▸ WHAT THE TASK REQUIRES:
Every record needs to be set down again without a single difference.
________
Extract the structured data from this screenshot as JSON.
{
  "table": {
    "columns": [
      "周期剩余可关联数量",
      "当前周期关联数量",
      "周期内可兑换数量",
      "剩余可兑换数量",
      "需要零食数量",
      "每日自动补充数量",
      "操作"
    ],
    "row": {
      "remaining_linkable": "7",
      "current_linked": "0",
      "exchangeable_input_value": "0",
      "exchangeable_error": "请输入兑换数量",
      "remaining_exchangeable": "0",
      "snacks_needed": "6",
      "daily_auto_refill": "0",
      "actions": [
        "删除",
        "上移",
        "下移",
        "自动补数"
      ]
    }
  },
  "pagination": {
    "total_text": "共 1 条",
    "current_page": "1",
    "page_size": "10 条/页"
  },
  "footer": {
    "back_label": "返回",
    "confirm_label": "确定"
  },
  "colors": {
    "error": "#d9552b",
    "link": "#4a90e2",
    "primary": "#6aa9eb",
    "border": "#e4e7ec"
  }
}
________
▸ TASK SOLUTION:
Extract the structured data from this screenshot as JSON.
{
  "table": {
    "columns": [
      "周期剩余可关联数量",
      "当前周期关联数量",
      "周期内可兑换数量",
      "剩余可兑换数量",
      "需要零食数量",
      "每日自动补充数量",
      "操作"
    ],
    "row": {
      "remaining_linkable": "7",
      "current_linked": "0",
      "exchangeable_input_value": "0",
      "exchangeable_error": "请输入兑换数量",
      "remaining_exchangeable": "0",
      "snacks_needed": "6",
      "daily_auto_refill": "0",
      "actions": [
        "删除",
        "上移",
        "下移",
        "自动补数"
      ]
    }
  },
  "pagination": {
    "total_text": "共 1 条",
    "current_page": "1",
    "page_size": "10 条/页"
  },
  "footer": {
    "back_label": "返回",
    "confirm_label": "确定"
  },
  "colors": {
    "error": "#d9552b",
    "link": "#4a90e2",
    "primary": "#6aa9eb",
    "border": "#e4e7ec"
  }
}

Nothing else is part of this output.